Task statement: Check each line below for the word "JSON", and copy those that have it.

[Website and app data records]
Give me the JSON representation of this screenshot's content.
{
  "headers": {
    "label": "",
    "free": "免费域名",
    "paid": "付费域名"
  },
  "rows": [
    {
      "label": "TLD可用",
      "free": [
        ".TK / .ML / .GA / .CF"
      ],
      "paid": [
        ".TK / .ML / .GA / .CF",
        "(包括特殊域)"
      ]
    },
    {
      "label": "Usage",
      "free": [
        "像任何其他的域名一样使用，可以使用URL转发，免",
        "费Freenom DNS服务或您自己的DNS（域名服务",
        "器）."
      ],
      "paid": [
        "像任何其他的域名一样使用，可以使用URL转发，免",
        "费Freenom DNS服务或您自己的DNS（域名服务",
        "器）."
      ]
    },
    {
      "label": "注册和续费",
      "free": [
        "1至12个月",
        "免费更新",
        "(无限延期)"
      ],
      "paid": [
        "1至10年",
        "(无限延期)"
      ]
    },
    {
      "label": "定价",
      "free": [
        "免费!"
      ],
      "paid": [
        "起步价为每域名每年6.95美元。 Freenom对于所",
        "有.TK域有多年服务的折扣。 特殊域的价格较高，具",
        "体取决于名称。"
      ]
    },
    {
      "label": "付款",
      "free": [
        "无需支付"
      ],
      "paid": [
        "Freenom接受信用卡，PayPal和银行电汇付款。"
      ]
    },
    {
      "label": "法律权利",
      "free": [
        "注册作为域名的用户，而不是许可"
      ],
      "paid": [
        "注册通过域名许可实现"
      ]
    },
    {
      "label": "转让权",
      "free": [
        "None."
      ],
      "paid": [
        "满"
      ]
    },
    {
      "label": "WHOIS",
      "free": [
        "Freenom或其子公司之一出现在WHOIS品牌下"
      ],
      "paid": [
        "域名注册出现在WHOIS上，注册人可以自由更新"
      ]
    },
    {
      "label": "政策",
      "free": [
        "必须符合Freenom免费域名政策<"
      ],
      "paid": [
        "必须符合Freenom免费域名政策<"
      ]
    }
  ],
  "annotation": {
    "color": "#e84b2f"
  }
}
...
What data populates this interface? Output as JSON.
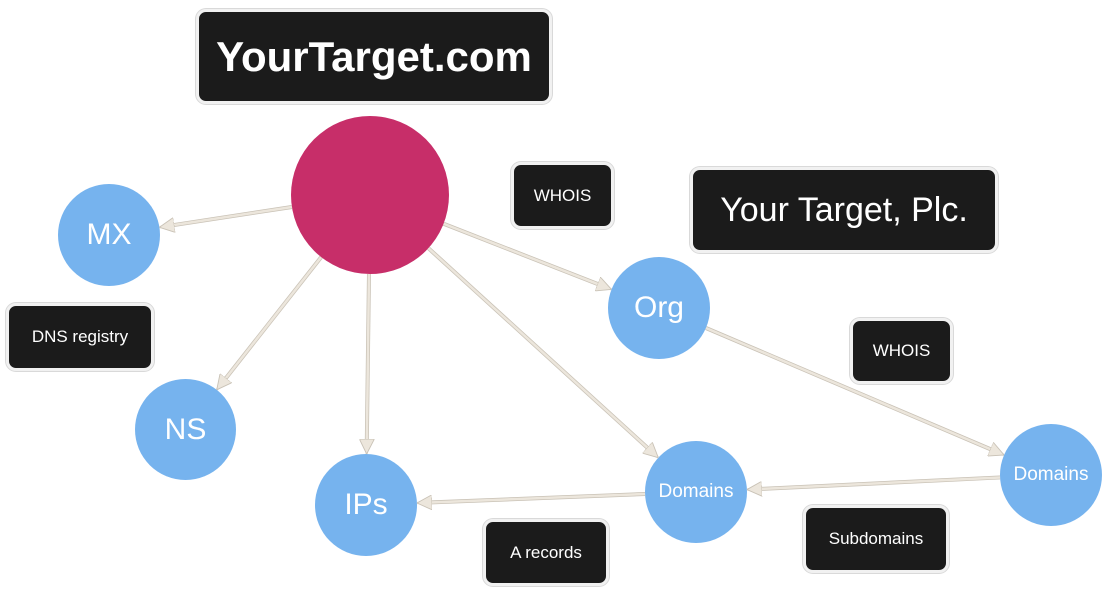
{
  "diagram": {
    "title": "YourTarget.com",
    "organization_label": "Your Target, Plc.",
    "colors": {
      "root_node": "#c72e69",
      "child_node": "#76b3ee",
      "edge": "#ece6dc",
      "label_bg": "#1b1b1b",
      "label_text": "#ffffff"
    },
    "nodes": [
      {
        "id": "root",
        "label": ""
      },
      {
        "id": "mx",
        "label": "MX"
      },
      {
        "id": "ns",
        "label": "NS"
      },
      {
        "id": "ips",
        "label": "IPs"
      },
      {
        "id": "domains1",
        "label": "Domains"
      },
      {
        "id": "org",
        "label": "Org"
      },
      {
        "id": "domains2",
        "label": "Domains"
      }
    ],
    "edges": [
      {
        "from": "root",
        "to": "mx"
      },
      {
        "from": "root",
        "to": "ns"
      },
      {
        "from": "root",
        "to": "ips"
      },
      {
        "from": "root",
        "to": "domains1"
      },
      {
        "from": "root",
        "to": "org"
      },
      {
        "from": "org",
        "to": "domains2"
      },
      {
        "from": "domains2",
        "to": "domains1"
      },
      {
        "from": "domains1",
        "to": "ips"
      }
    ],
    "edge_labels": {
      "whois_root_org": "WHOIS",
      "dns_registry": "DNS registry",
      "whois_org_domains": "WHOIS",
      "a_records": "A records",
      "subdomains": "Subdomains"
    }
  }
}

Answer box:
Give me the JSON representation of this screenshot's content.
What data populates this interface? Output as JSON.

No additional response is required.